• [Aim of the task]:
Exactness is required. Restate every entry as written.

Data records for software interfaces:
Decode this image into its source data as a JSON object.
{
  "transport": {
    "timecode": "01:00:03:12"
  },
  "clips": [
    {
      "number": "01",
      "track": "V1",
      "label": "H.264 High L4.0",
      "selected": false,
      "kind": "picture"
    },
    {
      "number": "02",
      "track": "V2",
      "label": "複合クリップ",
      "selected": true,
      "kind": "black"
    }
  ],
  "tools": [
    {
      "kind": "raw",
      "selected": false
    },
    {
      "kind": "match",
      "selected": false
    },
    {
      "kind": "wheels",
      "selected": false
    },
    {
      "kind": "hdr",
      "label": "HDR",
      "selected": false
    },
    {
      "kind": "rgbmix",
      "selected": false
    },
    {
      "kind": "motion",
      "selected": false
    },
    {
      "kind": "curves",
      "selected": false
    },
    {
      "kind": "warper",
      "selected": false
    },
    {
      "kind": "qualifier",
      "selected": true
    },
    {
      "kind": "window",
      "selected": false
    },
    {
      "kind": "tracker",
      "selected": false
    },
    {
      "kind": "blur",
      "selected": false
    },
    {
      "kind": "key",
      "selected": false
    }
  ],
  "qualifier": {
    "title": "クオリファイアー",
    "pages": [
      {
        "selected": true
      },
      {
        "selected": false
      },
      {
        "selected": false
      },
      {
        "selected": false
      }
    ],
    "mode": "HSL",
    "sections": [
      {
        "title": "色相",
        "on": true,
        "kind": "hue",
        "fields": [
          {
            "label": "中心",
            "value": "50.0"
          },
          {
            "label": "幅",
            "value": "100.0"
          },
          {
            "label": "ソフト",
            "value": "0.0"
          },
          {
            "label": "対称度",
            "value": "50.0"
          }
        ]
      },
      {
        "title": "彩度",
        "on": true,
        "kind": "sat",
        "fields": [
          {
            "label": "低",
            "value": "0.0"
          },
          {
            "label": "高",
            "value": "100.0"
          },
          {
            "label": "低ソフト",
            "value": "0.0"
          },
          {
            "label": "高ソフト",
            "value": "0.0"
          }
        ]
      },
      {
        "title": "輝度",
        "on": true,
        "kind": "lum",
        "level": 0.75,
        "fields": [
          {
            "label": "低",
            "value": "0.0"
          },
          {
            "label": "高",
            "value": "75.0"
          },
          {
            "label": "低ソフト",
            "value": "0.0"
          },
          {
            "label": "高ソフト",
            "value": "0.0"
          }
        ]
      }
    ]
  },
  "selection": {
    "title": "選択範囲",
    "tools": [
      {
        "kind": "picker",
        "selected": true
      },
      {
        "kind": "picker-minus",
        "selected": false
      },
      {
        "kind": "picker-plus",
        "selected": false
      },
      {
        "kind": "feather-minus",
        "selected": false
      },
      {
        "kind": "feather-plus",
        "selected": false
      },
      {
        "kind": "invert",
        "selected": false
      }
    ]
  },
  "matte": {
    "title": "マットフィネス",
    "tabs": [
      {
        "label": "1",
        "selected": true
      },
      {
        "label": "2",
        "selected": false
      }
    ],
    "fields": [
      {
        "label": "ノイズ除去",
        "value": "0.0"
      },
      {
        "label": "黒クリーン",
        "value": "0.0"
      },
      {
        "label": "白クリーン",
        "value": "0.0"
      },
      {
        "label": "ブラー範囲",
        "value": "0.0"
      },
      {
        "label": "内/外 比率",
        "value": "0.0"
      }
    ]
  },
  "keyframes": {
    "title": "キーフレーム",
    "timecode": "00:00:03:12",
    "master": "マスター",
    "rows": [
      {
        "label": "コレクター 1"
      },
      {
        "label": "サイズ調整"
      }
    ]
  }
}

• [Answer box]:
Decode this image into its source data as a JSON object.
{
  "transport": {
    "timecode": "01:00:03:12"
  },
  "clips": [
    {
      "number": "01",
      "track": "V1",
      "label": "H.264 High L4.0",
      "selected": false,
      "kind": "picture"
    },
    {
      "number": "02",
      "track": "V2",
      "label": "複合クリップ",
      "selected": true,
      "kind": "black"
    }
  ],
  "tools": [
    {
      "kind": "raw",
      "selected": false
    },
    {
      "kind": "match",
      "selected": false
    },
    {
      "kind": "wheels",
      "selected": false
    },
    {
      "kind": "hdr",
      "label": "HDR",
      "selected": false
    },
    {
      "kind": "rgbmix",
      "selected": false
    },
    {
      "kind": "motion",
      "selected": false
    },
    {
      "kind": "curves",
      "selected": false
    },
    {
      "kind": "warper",
      "selected": false
    },
    {
      "kind": "qualifier",
      "selected": true
    },
    {
      "kind": "window",
      "selected": false
    },
    {
      "kind": "tracker",
      "selected": false
    },
    {
      "kind": "blur",
      "selected": false
    },
    {
      "kind": "key",
      "selected": false
    }
  ],
  "qualifier": {
    "title": "クオリファイアー",
    "pages": [
      {
        "selected": true
      },
      {
        "selected": false
      },
      {
        "selected": false
      },
      {
        "selected": false
      }
    ],
    "mode": "HSL",
    "sections": [
      {
        "title": "色相",
        "on": true,
        "kind": "hue",
        "fields": [
          {
            "label": "中心",
            "value": "50.0"
          },
          {
            "label": "幅",
            "value": "100.0"
          },
          {
            "label": "ソフト",
            "value": "0.0"
          },
          {
            "label": "対称度",
            "value": "50.0"
          }
        ]
      },
      {
        "title": "彩度",
        "on": true,
        "kind": "sat",
        "fields": [
          {
            "label": "低",
            "value": "0.0"
          },
          {
            "label": "高",
            "value": "100.0"
          },
          {
            "label": "低ソフト",
            "value": "0.0"
          },
          {
            "label": "高ソフト",
            "value": "0.0"
          }
        ]
      },
      {
        "title": "輝度",
        "on": true,
        "kind": "lum",
        "level": 0.75,
        "fields": [
          {
            "label": "低",
            "value": "0.0"
          },
          {
            "label": "高",
            "value": "75.0"
          },
          {
            "label": "低ソフト",
            "value": "0.0"
          },
          {
            "label": "高ソフト",
            "value": "0.0"
          }
        ]
      }
    ]
  },
  "selection": {
    "title": "選択範囲",
    "tools": [
      {
        "kind": "picker",
        "selected": true
      },
      {
        "kind": "picker-minus",
        "selected": false
      },
      {
        "kind": "picker-plus",
        "selected": false
      },
      {
        "kind": "feather-minus",
        "selected": false
      },
      {
        "kind": "feather-plus",
        "selected": false
      },
      {
        "kind": "invert",
        "selected": false
      }
    ]
  },
  "matte": {
    "title": "マットフィネス",
    "tabs": [
      {
        "label": "1",
        "selected": true
      },
      {
        "label": "2",
        "selected": false
      }
    ],
    "fields": [
      {
        "label": "ノイズ除去",
        "value": "0.0"
      },
      {
        "label": "黒クリーン",
        "value": "0.0"
      },
      {
        "label": "白クリーン",
        "value": "0.0"
      },
      {
        "label": "ブラー範囲",
        "value": "0.0"
      },
      {
        "label": "内/外 比率",
        "value": "0.0"
      }
    ]
  },
  "keyframes": {
    "title": "キーフレーム",
    "timecode": "00:00:03:12",
    "master": "マスター",
    "rows": [
      {
        "label": "コレクター 1"
      },
      {
        "label": "サイズ調整"
      }
    ]
  }
}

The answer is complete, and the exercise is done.